It is a serene place to remember the Japan Town of Yesteryear
Early immigrants from Japan settled in the Salt Lake Valley in the early 1900s. These were people who left their home country of Japan to find a better life in America, which was considered to be the "Land of Opportunity." Most of the earliest immigrants were young men who wanted to earn money to help their families in Japan or to better themselves.
These men found work on the railroads, in mining, or became farmers or business owners. They worked hard for years. Some were able to bring women over from Japan to become their brides. They married and started families.
Salt Lake City became a gathering place for these Japanese people. They established a JapanTown in the area of First South and Second West. They started businesses such as stores, barbershops, hotels, and restaurants. There were Japanese churches which were set up in the area.
That area was where the Japanese farmers and others from the areas of Salt Lake, Utah, and Davis Counties would go to patronize the businesses and buy Japanese groceries or to socialize. It was called JapanTown. There was also a JapanTown in Ogden, Utah.
The Japan Town was displaced in the 1960s when the Salt Palace Convention Center was built in that area. The Japanese Church of Christ and The Salt Lake Buddhist Temple remain on First South, but the businesses were closed or relocated.
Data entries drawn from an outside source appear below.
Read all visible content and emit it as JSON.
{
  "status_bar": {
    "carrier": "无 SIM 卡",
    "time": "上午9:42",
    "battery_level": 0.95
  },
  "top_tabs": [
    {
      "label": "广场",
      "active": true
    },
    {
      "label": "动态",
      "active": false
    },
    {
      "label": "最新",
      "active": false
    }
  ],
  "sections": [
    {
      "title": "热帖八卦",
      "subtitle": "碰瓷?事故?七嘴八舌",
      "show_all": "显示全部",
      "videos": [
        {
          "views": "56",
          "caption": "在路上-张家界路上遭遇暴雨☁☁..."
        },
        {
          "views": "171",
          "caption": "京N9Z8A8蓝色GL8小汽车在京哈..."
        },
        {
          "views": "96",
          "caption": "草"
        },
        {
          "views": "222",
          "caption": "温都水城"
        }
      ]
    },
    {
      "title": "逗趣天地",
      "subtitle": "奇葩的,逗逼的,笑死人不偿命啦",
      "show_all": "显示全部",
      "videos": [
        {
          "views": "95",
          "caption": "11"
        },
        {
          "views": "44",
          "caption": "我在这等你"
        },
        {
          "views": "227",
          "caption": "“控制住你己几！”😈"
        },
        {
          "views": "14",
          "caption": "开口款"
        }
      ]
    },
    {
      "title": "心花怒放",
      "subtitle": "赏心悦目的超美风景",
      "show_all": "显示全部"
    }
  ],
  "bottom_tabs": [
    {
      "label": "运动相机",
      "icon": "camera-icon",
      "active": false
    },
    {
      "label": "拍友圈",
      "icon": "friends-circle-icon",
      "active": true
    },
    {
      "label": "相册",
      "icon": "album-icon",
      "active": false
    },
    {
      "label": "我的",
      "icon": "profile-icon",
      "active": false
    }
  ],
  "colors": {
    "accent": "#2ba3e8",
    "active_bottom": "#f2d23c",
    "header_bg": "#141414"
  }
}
In an effort to remember the JapanTown of yesteryear, members of the Japanese American community have been involved with trying to preserve some of that history. There is a Japanese garden area now established as a Memorial on First South between Second West and Third West next to The Japanese Church of Christ on the north side of the street.
The Nihon Matsuri (Japan Festival) of Utah is generally held on the last Saturday of April each year in that location in Salt Lake City.
It is a place to remember the JapanTown and reflect on the history. The public is invited to stop by to check out the memorial site.